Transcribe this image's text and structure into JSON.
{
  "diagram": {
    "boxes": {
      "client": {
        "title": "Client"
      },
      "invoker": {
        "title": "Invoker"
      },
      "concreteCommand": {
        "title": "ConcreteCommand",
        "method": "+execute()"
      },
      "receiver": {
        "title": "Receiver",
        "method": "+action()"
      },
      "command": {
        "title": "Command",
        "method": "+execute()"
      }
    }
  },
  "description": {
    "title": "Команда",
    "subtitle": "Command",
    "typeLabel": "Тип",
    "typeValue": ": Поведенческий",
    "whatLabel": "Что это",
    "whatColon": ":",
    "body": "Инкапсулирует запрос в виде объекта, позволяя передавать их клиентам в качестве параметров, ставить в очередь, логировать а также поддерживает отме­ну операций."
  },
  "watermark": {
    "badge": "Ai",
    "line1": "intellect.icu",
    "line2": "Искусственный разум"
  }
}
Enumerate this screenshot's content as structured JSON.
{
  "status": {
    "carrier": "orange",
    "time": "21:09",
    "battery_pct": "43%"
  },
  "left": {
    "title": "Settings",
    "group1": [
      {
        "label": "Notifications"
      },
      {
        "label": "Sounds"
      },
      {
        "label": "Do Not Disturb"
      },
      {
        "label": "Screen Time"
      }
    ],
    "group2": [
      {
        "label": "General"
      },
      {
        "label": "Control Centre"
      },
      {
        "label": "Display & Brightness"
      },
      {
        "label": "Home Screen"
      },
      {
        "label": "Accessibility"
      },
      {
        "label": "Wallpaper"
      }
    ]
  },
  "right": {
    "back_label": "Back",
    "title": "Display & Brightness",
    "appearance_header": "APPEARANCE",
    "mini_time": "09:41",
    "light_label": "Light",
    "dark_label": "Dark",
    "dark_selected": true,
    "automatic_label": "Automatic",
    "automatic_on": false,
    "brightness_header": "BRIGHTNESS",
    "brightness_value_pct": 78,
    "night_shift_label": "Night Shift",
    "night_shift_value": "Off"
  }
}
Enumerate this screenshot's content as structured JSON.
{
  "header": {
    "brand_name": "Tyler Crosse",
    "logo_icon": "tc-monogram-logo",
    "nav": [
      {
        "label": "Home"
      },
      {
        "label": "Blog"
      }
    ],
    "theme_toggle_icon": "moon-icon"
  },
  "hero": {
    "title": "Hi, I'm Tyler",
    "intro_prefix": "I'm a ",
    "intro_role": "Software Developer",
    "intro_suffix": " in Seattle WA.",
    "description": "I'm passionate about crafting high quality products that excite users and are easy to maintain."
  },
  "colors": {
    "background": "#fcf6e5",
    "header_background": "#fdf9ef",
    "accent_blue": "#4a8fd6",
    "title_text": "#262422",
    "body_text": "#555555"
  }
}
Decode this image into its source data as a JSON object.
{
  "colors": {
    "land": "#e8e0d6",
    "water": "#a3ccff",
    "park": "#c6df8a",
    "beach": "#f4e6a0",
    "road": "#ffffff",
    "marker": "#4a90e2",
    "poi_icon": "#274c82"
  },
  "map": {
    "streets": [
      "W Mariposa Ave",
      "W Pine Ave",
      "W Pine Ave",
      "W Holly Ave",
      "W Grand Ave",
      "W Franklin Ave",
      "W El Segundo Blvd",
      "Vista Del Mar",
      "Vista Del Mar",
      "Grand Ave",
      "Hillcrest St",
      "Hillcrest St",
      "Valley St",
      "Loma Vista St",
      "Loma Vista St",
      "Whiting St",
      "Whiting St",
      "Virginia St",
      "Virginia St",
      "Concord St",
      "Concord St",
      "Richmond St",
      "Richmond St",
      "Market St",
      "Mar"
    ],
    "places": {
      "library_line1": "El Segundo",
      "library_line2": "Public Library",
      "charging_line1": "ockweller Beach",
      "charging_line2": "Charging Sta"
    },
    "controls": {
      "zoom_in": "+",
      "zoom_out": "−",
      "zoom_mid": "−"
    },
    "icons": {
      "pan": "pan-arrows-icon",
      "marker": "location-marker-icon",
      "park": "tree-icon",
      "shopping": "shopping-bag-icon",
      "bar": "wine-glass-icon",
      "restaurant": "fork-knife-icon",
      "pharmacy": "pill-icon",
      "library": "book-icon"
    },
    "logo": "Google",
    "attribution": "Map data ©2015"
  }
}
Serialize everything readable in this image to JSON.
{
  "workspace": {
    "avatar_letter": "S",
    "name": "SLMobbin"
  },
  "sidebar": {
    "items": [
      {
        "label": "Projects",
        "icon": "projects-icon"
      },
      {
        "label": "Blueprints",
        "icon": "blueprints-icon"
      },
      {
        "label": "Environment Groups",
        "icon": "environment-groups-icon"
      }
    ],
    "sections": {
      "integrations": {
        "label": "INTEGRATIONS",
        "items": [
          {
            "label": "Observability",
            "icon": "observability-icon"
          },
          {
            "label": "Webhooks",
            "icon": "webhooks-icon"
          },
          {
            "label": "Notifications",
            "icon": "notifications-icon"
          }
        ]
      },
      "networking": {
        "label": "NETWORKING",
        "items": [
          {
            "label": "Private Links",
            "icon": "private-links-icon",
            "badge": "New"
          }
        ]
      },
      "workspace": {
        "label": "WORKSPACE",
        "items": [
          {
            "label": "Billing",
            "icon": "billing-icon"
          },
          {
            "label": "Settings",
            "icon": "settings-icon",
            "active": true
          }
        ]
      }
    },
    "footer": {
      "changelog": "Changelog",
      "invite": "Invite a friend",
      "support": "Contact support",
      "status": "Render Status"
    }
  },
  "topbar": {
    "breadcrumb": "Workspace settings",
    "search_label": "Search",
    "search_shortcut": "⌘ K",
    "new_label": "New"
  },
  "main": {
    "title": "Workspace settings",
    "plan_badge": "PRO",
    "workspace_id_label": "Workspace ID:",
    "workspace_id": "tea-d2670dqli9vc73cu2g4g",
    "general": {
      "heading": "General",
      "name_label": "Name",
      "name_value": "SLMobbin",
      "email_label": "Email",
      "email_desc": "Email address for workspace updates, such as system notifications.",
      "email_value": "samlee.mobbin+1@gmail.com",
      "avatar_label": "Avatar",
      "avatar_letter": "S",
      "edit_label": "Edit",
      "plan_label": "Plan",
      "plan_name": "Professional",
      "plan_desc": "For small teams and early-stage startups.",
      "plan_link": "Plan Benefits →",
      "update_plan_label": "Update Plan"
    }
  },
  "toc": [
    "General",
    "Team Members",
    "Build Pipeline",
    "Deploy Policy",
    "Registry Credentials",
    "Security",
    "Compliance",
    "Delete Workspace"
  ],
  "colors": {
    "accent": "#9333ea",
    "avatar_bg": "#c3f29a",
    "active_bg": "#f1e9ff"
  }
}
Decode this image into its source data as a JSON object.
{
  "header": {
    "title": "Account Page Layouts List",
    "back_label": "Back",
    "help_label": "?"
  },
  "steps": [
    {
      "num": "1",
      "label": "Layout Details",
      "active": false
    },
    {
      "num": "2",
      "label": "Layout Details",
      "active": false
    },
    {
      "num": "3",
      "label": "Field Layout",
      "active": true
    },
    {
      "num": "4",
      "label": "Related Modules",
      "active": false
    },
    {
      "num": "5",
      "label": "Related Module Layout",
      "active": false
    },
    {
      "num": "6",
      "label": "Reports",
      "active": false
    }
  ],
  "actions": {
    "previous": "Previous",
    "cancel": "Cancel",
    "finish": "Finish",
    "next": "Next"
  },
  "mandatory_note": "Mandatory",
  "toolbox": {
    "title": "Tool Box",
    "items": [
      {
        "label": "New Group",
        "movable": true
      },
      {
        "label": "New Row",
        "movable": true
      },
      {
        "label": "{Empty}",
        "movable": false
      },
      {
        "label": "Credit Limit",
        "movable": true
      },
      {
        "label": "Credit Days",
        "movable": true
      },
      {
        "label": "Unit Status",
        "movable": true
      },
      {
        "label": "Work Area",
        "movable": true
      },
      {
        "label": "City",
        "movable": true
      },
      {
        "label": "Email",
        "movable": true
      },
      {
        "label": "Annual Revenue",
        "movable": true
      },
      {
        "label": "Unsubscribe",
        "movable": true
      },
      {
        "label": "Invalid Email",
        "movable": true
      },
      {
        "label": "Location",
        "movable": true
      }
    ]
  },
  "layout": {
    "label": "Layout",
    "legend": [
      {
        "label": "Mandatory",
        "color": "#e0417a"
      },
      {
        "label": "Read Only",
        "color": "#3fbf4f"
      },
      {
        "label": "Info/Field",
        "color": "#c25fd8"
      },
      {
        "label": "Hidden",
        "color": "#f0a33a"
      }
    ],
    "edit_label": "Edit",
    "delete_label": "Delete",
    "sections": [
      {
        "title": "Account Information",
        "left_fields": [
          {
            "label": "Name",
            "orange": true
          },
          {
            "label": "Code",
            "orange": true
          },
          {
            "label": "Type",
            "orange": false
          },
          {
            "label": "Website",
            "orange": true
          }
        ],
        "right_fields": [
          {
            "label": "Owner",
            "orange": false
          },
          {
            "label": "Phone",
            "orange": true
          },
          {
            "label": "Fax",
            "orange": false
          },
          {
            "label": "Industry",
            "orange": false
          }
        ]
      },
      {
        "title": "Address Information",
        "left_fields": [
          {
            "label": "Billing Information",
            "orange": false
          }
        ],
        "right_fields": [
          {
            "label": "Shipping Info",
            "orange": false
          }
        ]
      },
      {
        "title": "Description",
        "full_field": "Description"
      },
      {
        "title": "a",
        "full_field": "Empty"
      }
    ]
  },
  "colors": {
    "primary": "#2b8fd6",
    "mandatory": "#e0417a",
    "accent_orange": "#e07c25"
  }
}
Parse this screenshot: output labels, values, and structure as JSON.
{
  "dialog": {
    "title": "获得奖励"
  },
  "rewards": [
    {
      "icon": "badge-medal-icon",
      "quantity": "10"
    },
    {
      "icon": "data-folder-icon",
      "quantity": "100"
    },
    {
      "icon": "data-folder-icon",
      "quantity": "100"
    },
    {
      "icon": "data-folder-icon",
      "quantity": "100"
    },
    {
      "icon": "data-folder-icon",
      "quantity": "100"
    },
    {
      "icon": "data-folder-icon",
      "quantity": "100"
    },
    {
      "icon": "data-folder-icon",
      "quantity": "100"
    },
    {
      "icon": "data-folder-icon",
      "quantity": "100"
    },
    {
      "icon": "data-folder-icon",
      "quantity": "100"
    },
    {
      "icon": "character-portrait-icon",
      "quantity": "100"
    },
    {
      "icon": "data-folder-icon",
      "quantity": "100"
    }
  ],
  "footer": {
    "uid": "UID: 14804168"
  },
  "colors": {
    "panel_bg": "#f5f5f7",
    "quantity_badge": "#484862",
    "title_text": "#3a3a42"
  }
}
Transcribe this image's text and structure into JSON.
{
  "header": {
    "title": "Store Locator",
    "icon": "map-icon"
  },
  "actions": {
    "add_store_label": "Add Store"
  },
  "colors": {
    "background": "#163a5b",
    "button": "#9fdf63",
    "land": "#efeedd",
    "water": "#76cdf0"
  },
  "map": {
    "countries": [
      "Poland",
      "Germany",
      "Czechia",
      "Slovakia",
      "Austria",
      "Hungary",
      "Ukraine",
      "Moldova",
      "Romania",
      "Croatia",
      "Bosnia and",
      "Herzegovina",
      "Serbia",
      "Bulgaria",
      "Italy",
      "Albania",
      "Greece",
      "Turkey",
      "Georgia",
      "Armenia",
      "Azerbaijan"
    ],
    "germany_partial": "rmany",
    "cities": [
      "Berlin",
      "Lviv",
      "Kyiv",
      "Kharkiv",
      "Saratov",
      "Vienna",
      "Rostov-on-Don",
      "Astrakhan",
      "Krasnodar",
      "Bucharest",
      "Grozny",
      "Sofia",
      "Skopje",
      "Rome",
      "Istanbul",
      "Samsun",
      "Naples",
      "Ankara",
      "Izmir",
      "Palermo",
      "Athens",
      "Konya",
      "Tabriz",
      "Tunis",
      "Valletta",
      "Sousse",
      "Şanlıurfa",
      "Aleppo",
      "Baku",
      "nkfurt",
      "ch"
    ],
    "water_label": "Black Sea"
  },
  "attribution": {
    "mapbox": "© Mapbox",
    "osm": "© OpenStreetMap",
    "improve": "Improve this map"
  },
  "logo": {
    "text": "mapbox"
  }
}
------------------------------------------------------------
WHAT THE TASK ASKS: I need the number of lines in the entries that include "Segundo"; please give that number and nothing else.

OUTPUT OF THE EXERCISE: 2